All of pubTV’s national producers have been worried about dwindling corporate support since long before the economy tanked, Thompson says. Between 2003 and 2007, corporate support for the best-known PBS “icon” series dropped 40 percent (Current, Oct. 14, 2008).
Keeping the PBS schedule funded
PBS has stepped in to help fund some of these series, which leaves less money for new projects. Thompson says PBS and CPB have no plans to provide Burns with extra funds to offset the loss of GM’s sponsorship.
Burns isn’t the only big producer losing sponsors. WGBH landed Pfizer Inc. as a funder of Nova scienceNow in fiscal year 2008 but recently learned that the pharmaceutical giant won’t be renewing its sponsorship, according to Suzanne Zellner, v.p. of corporate sponsorship. The corporation plans extensive layoffs as it consolidates with Wyeth Pharmaceuticals.
To save money, national producers are increasingly looking to co-produce with other stations, producers and international networks, says Dalton Delan, chief programming officer at WETA. In the past year WETA has been talking with American Masters Executive Producer Susan Lacy about sharing costs by bringing three of the Washington station’s cultural projects into the WNET-based series of artist profiles. If they reach agreement, American Masters could provide finishing funds, editorial assistance and other services, Delan says.

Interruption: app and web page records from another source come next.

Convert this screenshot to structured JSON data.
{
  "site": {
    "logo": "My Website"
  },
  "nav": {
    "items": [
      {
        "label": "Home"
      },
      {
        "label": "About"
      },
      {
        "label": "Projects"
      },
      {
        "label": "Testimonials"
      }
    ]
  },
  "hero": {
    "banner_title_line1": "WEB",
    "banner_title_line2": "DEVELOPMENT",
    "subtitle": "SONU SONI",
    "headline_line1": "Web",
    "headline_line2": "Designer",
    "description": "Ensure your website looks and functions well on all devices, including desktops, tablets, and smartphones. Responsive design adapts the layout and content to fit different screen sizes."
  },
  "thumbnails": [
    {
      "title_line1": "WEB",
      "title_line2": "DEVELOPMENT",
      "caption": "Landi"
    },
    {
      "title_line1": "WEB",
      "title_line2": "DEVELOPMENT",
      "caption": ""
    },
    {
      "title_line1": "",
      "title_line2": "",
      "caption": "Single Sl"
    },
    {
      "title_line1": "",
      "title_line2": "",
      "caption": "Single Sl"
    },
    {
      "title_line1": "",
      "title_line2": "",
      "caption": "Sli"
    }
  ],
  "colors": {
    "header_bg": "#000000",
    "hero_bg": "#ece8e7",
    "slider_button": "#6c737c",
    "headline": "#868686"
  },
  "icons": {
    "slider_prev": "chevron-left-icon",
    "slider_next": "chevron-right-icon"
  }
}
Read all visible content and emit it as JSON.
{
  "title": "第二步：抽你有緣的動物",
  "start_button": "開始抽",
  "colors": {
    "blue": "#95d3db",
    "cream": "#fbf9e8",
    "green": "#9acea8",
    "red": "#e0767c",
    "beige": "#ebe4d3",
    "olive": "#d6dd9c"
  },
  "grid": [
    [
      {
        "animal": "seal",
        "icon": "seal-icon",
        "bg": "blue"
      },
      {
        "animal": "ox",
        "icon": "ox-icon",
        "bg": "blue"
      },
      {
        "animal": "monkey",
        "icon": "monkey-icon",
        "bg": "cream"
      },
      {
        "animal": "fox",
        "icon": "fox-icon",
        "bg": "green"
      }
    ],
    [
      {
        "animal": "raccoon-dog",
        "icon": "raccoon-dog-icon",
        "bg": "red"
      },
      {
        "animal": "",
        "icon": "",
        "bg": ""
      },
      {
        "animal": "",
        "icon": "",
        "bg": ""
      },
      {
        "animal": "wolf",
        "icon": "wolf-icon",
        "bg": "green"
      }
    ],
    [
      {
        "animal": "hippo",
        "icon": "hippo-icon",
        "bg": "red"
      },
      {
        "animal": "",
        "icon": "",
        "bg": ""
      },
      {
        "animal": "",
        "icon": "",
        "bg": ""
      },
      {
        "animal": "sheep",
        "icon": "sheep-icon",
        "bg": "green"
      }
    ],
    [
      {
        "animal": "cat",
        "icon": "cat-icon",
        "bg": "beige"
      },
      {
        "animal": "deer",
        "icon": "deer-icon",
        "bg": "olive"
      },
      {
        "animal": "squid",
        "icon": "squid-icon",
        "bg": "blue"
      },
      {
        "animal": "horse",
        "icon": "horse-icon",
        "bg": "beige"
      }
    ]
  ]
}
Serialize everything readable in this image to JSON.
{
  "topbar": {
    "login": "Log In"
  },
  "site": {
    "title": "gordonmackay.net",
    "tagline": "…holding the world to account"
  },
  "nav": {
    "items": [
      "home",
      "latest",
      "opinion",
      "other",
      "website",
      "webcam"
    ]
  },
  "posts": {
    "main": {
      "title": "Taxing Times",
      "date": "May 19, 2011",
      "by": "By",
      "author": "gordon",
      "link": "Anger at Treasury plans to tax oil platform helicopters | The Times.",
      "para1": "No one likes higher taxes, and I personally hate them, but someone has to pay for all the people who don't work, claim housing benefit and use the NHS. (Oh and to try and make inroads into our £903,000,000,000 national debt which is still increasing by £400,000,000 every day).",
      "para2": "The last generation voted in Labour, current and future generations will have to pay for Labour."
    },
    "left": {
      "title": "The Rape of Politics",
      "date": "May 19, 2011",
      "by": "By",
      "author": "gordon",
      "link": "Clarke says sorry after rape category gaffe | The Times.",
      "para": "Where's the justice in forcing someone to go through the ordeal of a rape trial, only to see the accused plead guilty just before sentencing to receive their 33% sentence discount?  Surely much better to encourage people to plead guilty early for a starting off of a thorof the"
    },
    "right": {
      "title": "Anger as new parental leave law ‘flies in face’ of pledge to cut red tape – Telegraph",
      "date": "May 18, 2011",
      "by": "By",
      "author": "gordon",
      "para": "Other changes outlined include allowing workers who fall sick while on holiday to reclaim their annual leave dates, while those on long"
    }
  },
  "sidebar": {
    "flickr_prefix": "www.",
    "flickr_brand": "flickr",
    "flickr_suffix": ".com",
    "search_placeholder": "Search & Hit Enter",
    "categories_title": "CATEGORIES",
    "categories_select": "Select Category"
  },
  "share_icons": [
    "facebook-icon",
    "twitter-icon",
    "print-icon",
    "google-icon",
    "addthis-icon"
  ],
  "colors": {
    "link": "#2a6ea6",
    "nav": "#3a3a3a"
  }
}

WGBH has been building a diverse pool of underwriters from various business sectors to help keep sponsorship stable in an unpredictable marketplace, says Zellner. However, this pool includes no financial companies.
To combat the systemwide fall-off in national underwriting, many pubTV national underwriting execs, including Zellner, have been pushing for tactics that match the rest of the marketplace, such as offering shorter sponsorship deals. WGBH’s national underwriting group works to get funders’ spots on and off the air on the sponsors’ preferred schedules and to offer shorter flights so companies can reach unduplicated audiences when they need to, Zellner says.
For example, WGBH—in partnership with WNET—has sold Disney a four-week sponsorship for Nova, Frontline and Nature in April. The entertainment behemoth will promote a new movie.
WETA’s Thompson hopes his fundraising team’s experience in the trenches of pubTV fundraising will pay off for Burns. “The good news is we’ve been facing this corporate challenge for a while now,” he says. “I like to think we’re tough about it and resourceful.”